* [Task directions]:
Exact reproduction of all the data is needed.

* [Data records]:
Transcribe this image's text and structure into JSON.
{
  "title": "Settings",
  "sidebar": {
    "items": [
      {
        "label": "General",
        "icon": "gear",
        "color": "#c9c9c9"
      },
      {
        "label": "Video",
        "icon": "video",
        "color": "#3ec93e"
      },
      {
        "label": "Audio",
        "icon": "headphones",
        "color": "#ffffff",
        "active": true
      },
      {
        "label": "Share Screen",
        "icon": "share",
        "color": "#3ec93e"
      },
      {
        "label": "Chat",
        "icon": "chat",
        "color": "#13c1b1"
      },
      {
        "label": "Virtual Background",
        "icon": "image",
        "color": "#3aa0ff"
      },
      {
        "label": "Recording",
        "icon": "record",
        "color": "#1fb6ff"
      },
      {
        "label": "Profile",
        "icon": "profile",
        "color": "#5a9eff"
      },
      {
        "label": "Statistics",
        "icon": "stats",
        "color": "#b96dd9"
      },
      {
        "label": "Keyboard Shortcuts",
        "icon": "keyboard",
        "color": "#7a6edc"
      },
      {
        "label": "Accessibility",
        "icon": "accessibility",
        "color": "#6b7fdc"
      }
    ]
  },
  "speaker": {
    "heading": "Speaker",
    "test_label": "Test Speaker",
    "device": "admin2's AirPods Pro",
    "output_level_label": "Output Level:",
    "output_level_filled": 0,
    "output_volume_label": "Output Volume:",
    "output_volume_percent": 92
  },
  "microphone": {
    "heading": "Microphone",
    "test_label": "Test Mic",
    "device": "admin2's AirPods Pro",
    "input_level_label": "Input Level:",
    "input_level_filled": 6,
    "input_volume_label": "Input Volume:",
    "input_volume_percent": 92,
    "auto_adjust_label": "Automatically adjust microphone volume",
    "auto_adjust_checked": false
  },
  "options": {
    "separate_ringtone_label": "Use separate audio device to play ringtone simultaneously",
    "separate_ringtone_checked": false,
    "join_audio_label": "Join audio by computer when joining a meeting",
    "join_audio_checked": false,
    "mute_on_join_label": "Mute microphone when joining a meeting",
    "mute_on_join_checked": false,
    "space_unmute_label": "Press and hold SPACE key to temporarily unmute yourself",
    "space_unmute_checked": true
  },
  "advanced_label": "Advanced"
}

* [Result below]:
Transcribe this image's text and structure into JSON.
{
  "title": "Settings",
  "sidebar": {
    "items": [
      {
        "label": "General",
        "icon": "gear",
        "color": "#c9c9c9"
      },
      {
        "label": "Video",
        "icon": "video",
        "color": "#3ec93e"
      },
      {
        "label": "Audio",
        "icon": "headphones",
        "color": "#ffffff",
        "active": true
      },
      {
        "label": "Share Screen",
        "icon": "share",
        "color": "#3ec93e"
      },
      {
        "label": "Chat",
        "icon": "chat",
        "color": "#13c1b1"
      },
      {
        "label": "Virtual Background",
        "icon": "image",
        "color": "#3aa0ff"
      },
      {
        "label": "Recording",
        "icon": "record",
        "color": "#1fb6ff"
      },
      {
        "label": "Profile",
        "icon": "profile",
        "color": "#5a9eff"
      },
      {
        "label": "Statistics",
        "icon": "stats",
        "color": "#b96dd9"
      },
      {
        "label": "Keyboard Shortcuts",
        "icon": "keyboard",
        "color": "#7a6edc"
      },
      {
        "label": "Accessibility",
        "icon": "accessibility",
        "color": "#6b7fdc"
      }
    ]
  },
  "speaker": {
    "heading": "Speaker",
    "test_label": "Test Speaker",
    "device": "admin2's AirPods Pro",
    "output_level_label": "Output Level:",
    "output_level_filled": 0,
    "output_volume_label": "Output Volume:",
    "output_volume_percent": 92
  },
  "microphone": {
    "heading": "Microphone",
    "test_label": "Test Mic",
    "device": "admin2's AirPods Pro",
    "input_level_label": "Input Level:",
    "input_level_filled": 6,
    "input_volume_label": "Input Volume:",
    "input_volume_percent": 92,
    "auto_adjust_label": "Automatically adjust microphone volume",
    "auto_adjust_checked": false
  },
  "options": {
    "separate_ringtone_label": "Use separate audio device to play ringtone simultaneously",
    "separate_ringtone_checked": false,
    "join_audio_label": "Join audio by computer when joining a meeting",
    "join_audio_checked": false,
    "mute_on_join_label": "Mute microphone when joining a meeting",
    "mute_on_join_checked": false,
    "space_unmute_label": "Press and hold SPACE key to temporarily unmute yourself",
    "space_unmute_checked": true
  },
  "advanced_label": "Advanced"
}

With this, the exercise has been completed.